    GroupWise 8 HP2 Win/NLM
    GroupWise 8 HP2 Linux
    GroupWise 8 HP2 Fixes

    GroupWise 7 SP3 HP3 Win/NLM
    GroupWise 7 SP3 HP3 Linux
    GroupWise 7 SP3 HP3 Fixes
    Thanks for the article... In your note you mention HP 1... Maybe you can change this to HP 2, or even better a link where we can find the HP information.

    Mike from Leiden, The Netherlands.

    Look to my article on client pushing. Just having an SDD does NOT kick of a client push -you have to make further system changes to the post office to see the new SDD.

    The reason for having one -that is NOT assigned to a post office is so any new creations of GW components.
    Hello Gregg

    Good article.

    One question though is WHY do I need a SDD? I generally don't like to create an SDD because it can result in clients being prompted to upgrade and I've found that behaviour tricky to turn off some time in the past. I copy the dictionary (DC) files from the installation directory to the domain and post offices respectively and I manually copy the "view files" to the post office from there too. If I prefer to do those two things manually (as I understand even some techs at Novell prefer to do) then is there any reason for a SDD?

    Gregg, you should teach at our next NUGI event in Indianapolis!
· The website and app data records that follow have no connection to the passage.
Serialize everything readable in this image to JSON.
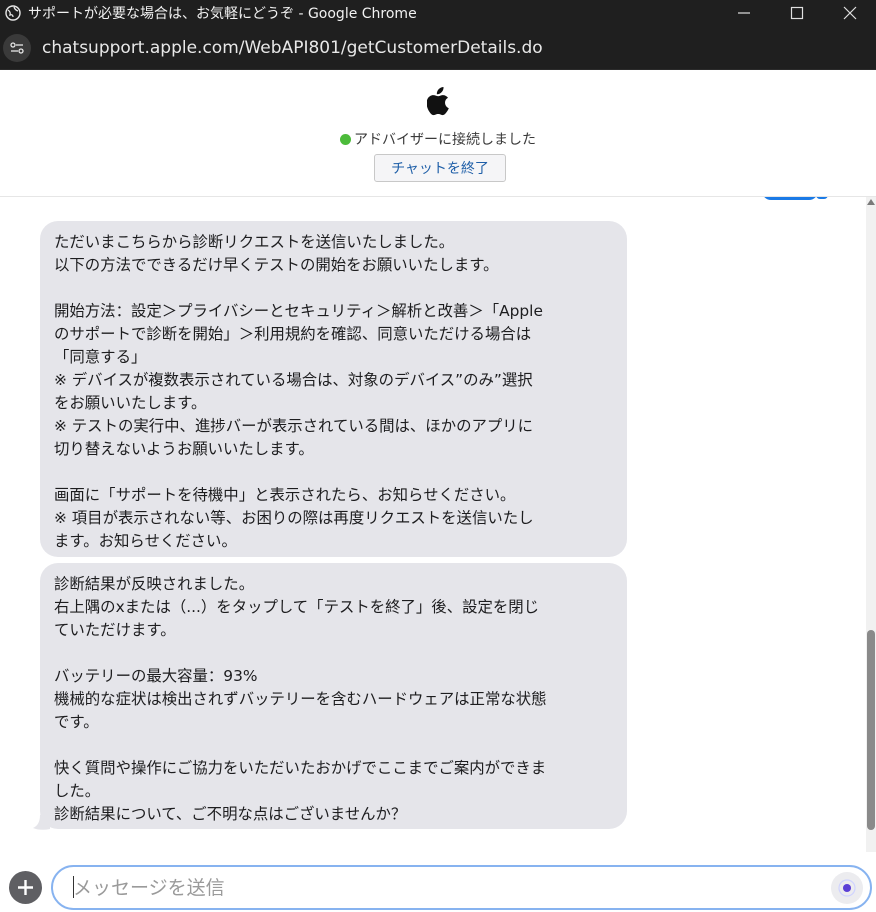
{
  "window": {
    "title": "サポートが必要な場合は、お気軽にどうぞ - Google Chrome"
  },
  "addressbar": {
    "url": "chatsupport.apple.com/WebAPI801/getCustomerDetails.do"
  },
  "header": {
    "status": "アドバイザーに接続しました",
    "status_color": "#4cbb3a",
    "end_chat_label": "チャットを終了"
  },
  "messages": [
    {
      "sender": "advisor",
      "text": "ただいまこちらから診断リクエストを送信いたしました。\n以下の方法でできるだけ早くテストの開始をお願いいたします。\n\n開始方法：設定＞プライバシーとセキュリティ＞解析と改善＞「Apple\nのサポートで診断を開始」＞利用規約を確認、同意いただける場合は\n「同意する」\n※ デバイスが複数表示されている場合は、対象のデバイス”のみ”選択\nをお願いいたします。\n※ テストの実行中、進捗バーが表示されている間は、ほかのアプリに\n切り替えないようお願いいたします。\n\n画面に「サポートを待機中」と表示されたら、お知らせください。\n※ 項目が表示されない等、お困りの際は再度リクエストを送信いたし\nます。お知らせください。"
    },
    {
      "sender": "advisor",
      "text": "診断結果が反映されました。\n右上隅のxまたは（...）をタップして「テストを終了」後、設定を閉じ\nていただけます。\n\nバッテリーの最大容量：93%\n機械的な症状は検出されずバッテリーを含むハードウェアは正常な状態\nです。\n\n快く質問や操作にご協力をいただいたおかげでここまでご案内ができま\nした。\n診断結果について、ご不明な点はございませんか？"
    }
  ],
  "composer": {
    "placeholder": "メッセージを送信",
    "value": ""
  },
  "colors": {
    "advisor_bubble": "#e5e5ea",
    "user_bubble": "#1a7ae6",
    "input_focus_border": "#87b3f0"
  }
}
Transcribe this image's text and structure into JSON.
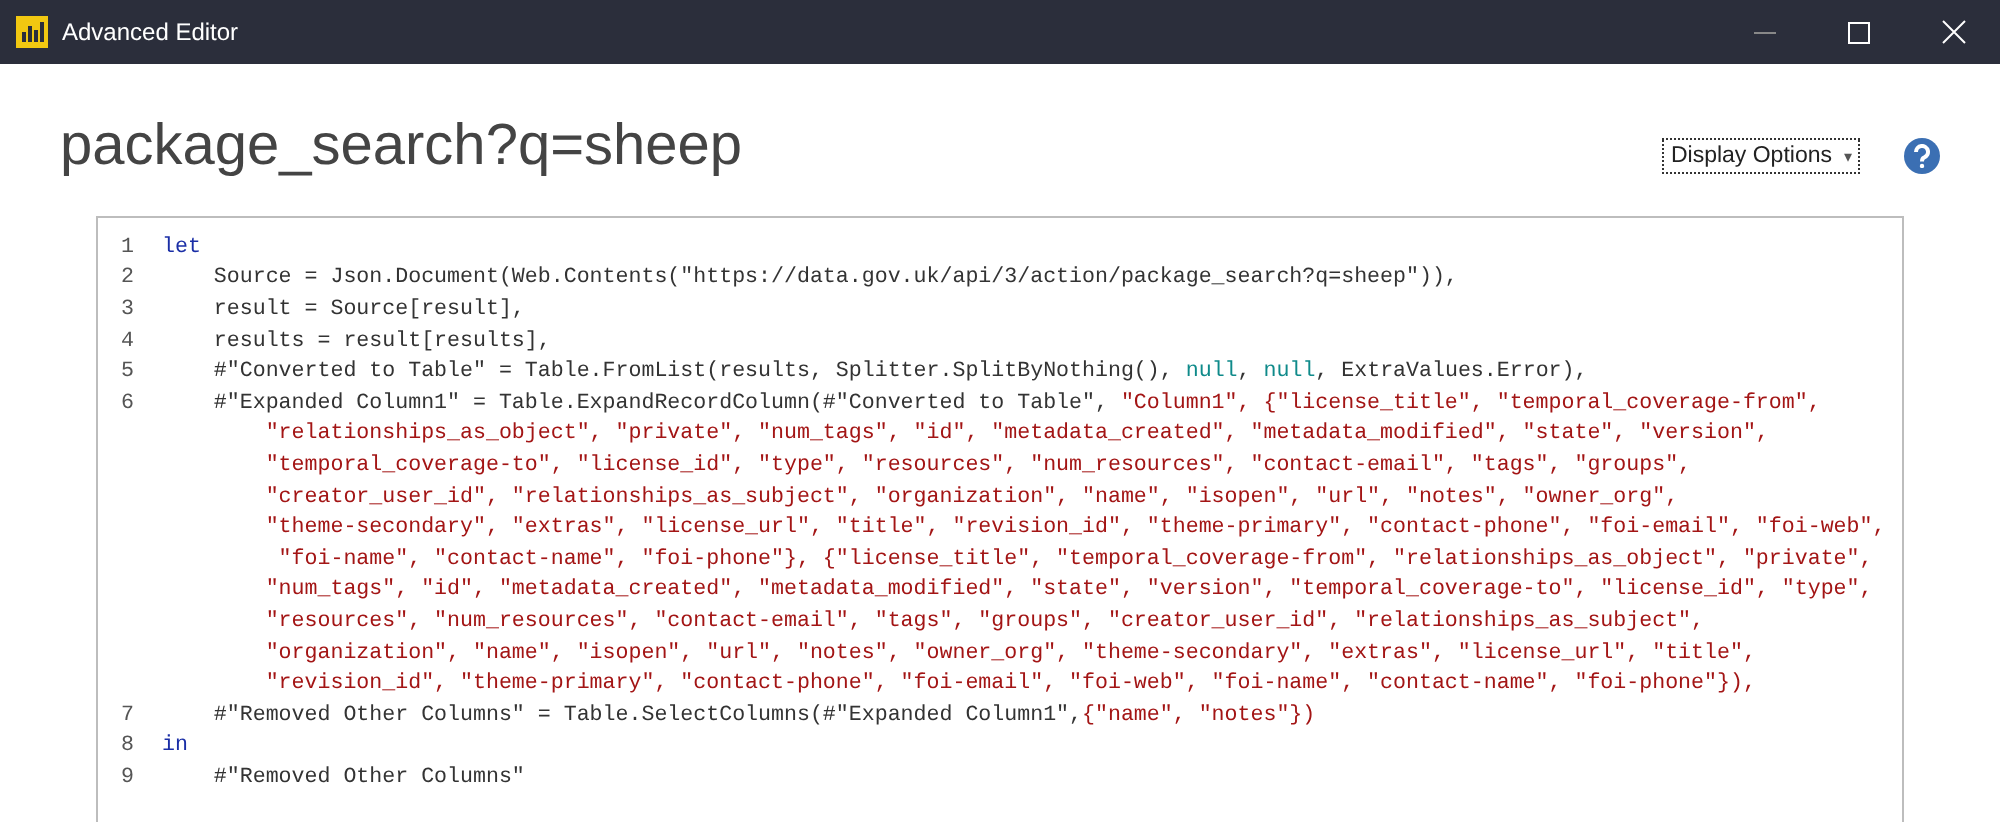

    Norm O'Neal
    Novell Users Group of Indiana (NUGI)
    I really liked how concise and clear this article is. Excellent job. Why can't Novell's documentation be this to the point on a practical level?